Division of a fourth (e. g. 4/3 or 15/11) into n equal parts
Division of e. g. the 4:3 or the 15:11 into equal parts can be conceived of as to directly use this interval as an equivalence, or not. The question of equivalence has not even been posed yet. The utility of 4:3, 15:11 or another fourth as a base though, is apparent by being used at the base of so much Neo-Medieval harmony. Many, though not all, of these scales have a pseudo (false) octave, with various degrees of accuracy, but which context(s), if any, it is very perceptually important in is as yet an open question.

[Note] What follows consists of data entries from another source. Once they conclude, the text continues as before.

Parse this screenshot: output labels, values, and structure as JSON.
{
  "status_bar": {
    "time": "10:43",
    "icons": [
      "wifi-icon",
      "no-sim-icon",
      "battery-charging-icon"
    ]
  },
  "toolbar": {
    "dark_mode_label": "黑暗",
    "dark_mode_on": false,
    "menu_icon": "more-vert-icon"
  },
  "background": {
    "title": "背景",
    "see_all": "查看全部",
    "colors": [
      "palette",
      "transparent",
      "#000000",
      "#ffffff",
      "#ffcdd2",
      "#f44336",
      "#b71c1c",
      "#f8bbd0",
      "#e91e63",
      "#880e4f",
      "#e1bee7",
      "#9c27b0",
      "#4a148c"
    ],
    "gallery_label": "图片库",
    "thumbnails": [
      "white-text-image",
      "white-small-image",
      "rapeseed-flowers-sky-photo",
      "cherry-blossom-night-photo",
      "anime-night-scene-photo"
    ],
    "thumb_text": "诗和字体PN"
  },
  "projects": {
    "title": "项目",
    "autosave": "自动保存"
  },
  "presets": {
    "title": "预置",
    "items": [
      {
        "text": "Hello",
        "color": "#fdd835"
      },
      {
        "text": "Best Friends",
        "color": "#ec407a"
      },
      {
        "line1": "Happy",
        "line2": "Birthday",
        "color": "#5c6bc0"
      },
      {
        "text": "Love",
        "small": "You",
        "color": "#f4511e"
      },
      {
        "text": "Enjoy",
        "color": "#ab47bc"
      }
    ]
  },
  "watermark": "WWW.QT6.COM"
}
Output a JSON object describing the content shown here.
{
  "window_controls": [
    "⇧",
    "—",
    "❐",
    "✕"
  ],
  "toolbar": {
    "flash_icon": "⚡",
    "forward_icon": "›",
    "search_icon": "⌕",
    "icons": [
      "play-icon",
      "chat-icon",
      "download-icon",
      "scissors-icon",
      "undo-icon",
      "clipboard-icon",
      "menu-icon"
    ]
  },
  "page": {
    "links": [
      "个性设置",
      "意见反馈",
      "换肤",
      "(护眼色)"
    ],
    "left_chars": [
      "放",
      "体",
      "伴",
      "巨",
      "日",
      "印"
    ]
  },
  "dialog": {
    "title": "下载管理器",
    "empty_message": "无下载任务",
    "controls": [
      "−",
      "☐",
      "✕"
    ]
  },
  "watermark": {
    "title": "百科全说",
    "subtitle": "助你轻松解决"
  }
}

Incidentally, one way to treat 4/3, 15/11, or 7/5 as an equivalence is the use of the 12:13:14:(16), 11:12:13:(15), or 10:11:12:(14) chord as the fundamental complete sonority in a very similar way to the 4:5:6:(8) chord in meantone. Whereas in meantone it takes four 3/2 to get to 5/1, here it takes eight 7/6, 13/11, or 6/5 to get to 13/12 or 12/11 (tempering out the comma 5764801/5750784, 815730721/808582500, or 42875/42768). So, doing this yields 13, 15, and 28 note MOS for ED(4/3)s; 11, 13, and 24 note MOS for ED(15/11)s or ED(7/5)s, the 24 note MOS of the two temperaments being mirror images of each other (13L 11s for ED(15/11)s vs 11L 13s for ED(7/5)s). While the notes are rather closer together, the scheme is uncannily similar to meantone.
Individual pages for EDIVs
Equal Divisions of the Perfect Fouth (4/3)
Equal Divisions of the Septimal Narrow Tritone (7/5)
Equal Divisions of the Undecimal Semiaugmented Fourth (15/11)
Equal Divisions of the Tridecimal Ultramajor Third (13/10)